institutional “honor” and a game,
a truth only a survivor can tell:
the “closure,” the “healing” you all so crave
will not come for those abused, no “relief”
no neat final chapter while this culture
deifies “winners,” dismisses victims
grubby, imperfect, trapped in the lesson
that liars forfeit pity, compassion,
all while teaching us to lie just to live,
lie, to keep loved ones from walking away,
lie, to therapists expecting “progress,”
lie, to stop seeming damaged, a problem
to those weary of the burden of our
tragedy, our failure to overcome,
make lemonade, become ever “stronger”
because it did not kill our flesh –not yet-
lie, to satisfy your need to believe
we’ve “outgrown” the nightmares, “processed” the shame
into an appropriate attitude
of fierce resilient positivity.
No, it was not our fault, but the assault
continues with every set of eyes
turned away, uneasy with our ugly
truth, reinforcing our unworthiness
with queasy silence or pale platitudes.
No one wants to “get over it” more than
we do, so we pretend to be okay,
lie, to you, to ourselves, hide our failure
to bootstrap, rise above, ever trust love.
We try to be like you, but that’s a lie,
mostly we hide … and pay and pay and pay …
Do yourself a favor: try not to make it "okay". Try not to "fix it" for her.  And, please, don't offer her any well-intended advice. 
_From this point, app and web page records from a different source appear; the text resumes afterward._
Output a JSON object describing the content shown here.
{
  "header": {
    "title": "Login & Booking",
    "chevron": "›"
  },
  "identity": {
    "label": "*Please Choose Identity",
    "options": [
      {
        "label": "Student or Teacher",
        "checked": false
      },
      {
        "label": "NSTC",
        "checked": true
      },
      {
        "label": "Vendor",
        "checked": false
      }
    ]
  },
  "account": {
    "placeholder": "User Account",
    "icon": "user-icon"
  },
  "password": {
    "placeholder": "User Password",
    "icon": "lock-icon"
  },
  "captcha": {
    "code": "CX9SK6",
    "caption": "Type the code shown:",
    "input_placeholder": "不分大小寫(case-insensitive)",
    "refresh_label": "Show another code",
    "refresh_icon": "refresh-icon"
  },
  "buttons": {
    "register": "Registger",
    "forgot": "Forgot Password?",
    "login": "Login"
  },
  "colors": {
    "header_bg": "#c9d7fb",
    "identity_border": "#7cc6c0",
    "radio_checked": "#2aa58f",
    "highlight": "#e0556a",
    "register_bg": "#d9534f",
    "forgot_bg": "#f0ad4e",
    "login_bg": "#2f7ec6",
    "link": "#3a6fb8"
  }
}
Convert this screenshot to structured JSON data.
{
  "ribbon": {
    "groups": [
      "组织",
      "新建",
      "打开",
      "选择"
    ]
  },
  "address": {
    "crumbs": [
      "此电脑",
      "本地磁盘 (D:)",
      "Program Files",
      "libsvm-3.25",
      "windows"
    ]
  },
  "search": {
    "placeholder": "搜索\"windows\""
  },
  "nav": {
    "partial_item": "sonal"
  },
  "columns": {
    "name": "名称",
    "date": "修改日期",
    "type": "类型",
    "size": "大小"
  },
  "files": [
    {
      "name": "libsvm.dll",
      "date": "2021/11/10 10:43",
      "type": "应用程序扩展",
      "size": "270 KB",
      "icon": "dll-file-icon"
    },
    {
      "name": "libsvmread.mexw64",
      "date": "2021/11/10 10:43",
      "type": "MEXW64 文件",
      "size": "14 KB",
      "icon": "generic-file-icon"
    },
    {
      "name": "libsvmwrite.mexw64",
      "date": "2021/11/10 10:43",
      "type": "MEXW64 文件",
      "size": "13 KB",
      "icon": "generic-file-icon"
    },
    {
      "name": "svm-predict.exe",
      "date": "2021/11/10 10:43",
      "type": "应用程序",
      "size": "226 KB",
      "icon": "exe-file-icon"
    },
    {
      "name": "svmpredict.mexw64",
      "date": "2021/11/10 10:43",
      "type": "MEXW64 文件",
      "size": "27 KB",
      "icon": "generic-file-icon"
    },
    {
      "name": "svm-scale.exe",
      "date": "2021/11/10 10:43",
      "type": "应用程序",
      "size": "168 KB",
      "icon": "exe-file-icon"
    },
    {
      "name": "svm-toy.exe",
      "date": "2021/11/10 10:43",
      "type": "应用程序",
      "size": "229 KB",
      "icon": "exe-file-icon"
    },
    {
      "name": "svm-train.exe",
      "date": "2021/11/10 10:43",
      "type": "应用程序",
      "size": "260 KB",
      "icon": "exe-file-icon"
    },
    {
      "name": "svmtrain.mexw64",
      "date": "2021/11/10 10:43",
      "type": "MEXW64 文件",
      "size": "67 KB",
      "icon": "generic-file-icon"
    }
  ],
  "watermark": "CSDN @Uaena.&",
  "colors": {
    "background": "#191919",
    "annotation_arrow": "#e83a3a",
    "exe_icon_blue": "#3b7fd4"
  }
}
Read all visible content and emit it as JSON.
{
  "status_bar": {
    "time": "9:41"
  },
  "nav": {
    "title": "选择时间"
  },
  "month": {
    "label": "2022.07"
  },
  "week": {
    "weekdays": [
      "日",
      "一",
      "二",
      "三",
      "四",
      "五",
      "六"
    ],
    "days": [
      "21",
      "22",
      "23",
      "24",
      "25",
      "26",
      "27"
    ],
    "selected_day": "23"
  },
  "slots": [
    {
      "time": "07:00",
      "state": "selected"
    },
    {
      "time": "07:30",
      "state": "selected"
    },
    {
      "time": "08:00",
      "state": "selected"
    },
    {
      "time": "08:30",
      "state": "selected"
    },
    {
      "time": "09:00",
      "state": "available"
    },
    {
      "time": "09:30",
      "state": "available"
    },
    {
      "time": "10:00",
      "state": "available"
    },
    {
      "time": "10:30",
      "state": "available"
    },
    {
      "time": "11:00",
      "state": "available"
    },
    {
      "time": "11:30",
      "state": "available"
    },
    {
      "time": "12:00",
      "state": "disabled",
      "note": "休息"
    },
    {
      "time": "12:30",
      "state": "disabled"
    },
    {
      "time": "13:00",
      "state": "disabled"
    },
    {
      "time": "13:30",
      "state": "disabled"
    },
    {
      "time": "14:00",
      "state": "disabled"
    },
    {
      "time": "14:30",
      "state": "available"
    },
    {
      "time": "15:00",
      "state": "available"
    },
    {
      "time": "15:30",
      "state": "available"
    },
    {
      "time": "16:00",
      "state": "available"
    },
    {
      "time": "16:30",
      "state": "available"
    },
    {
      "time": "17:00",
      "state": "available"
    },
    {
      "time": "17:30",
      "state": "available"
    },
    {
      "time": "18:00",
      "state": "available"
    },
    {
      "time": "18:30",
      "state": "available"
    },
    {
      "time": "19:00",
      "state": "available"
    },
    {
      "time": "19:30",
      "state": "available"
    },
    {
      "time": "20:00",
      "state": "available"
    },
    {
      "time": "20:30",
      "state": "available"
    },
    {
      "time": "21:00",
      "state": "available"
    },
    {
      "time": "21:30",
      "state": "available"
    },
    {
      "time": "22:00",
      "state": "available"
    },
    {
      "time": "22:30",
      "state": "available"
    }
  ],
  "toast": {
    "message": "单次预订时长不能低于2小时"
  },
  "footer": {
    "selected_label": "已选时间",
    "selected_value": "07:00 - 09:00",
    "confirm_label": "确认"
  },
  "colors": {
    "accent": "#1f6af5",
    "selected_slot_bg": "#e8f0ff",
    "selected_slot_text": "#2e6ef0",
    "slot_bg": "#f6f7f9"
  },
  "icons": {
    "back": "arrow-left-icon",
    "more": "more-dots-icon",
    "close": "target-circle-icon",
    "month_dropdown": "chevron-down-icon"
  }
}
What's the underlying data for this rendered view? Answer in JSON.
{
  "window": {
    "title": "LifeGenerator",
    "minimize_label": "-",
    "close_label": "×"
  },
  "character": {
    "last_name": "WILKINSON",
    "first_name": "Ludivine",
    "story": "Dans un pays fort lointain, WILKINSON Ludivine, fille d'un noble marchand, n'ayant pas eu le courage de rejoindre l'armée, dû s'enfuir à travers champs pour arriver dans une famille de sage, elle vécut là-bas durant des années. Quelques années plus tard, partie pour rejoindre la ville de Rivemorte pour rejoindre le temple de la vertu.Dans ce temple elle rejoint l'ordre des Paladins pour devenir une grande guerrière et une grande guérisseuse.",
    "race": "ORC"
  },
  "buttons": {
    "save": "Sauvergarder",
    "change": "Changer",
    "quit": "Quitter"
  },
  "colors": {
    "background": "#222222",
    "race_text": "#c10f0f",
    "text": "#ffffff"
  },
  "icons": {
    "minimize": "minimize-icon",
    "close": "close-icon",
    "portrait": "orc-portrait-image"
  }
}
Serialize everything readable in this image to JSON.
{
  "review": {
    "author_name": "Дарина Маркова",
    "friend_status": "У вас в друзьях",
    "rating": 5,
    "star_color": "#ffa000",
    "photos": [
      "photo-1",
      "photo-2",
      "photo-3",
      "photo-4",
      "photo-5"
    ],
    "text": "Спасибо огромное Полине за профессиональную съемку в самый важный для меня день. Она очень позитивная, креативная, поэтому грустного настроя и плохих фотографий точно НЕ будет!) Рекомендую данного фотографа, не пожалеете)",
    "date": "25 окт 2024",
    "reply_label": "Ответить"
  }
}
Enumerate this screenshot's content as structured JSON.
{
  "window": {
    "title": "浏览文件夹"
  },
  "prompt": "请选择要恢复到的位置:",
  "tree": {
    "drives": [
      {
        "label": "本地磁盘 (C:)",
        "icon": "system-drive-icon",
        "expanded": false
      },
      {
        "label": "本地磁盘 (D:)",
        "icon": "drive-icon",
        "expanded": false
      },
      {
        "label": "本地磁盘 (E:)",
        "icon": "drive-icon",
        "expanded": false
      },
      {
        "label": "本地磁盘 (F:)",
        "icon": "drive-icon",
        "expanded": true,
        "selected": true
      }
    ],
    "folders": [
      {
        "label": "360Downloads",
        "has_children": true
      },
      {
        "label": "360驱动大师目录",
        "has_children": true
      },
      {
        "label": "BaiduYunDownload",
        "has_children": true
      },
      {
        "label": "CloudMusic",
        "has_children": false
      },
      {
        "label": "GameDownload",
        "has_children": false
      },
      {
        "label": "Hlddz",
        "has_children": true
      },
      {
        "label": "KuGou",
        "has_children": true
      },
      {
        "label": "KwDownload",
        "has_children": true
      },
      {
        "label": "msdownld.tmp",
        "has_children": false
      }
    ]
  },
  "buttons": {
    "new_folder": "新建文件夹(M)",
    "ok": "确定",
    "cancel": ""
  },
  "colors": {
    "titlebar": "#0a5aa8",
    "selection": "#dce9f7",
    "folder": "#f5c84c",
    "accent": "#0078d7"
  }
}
She's been living with this, she tells me, for over 50 years. I suspect, no matter how solid and good and noble, she's heard it all before.

At any rate, this time, this isn't about me or you.

It's about her.

Just let her truth sit with you for awhile and then share it with anyone who feels self-satisfied about the punishment of Jerry Sandusky and Penn State or says something about "justice being done". 

I'm not saying that Sandusky - or any perp - shouldn't be prosecuted to the full extent of the law or that Penn State - or any institution, including the Church - should not be held accountable.

I'm not saying that the "justice system" didn't work in this case. I'm just saying that, sometimes, justice isn't enough.
Sometimes, nothing is enough - especially if our expectation is that someone will be "completely healed' after this kind of abuse.

I'm just saying that the next time you or I even get a whiff of child or young adult sexual abuse ........well.......remember this poem. Remember this scar. Remember this truth.  

Maybe, just maybe, if more adult "survivors" told their truth - felt that it was okay to tell their truth, even though it will make us squirm - there would be fewer victimized children.

That's my hope, anyway. It's all I've really got, so please don't try to take it from me, okay?

Truth be told, hope that this will never happen again is the only truth any of us have. It's a fragile truth and an even more fragile hope, but what else have we got, really, except that that fragile truth combined with that fragile hope will lead us to strong, preventative action.

Because Mark Emmert is right:  The truth is that nothing can change the damage done to those who have been sexually abused.


Muthah+ said...

Been telling the story for years. But all to often this is a story that either makes you or breaks you. It does change you for forever.

Elizabeth Kaeton said...

Amen, Muthah+!

heather said...

I agree that this does nothing for the victims. I've been irritated since I heard the news about the fact that this seems to punish students at the school now and future students just so the NCAA can claim that they did something. This is not justice.

Kay & Sarah said...

It is a shame that Penn State's football program has overshadowed it Academic programs. Most of us go to 'school' to learn; well the country has learned a great lesson this week. Let hope we can refocus on classroom learning and achieving great promises from books.

Elizabeth Kaeton said...

Heather and Kay&Sarah - the shame is on the administration of Penn State which valued money and status and sports over the lives of their students. Good students will - and should - go elsewhere.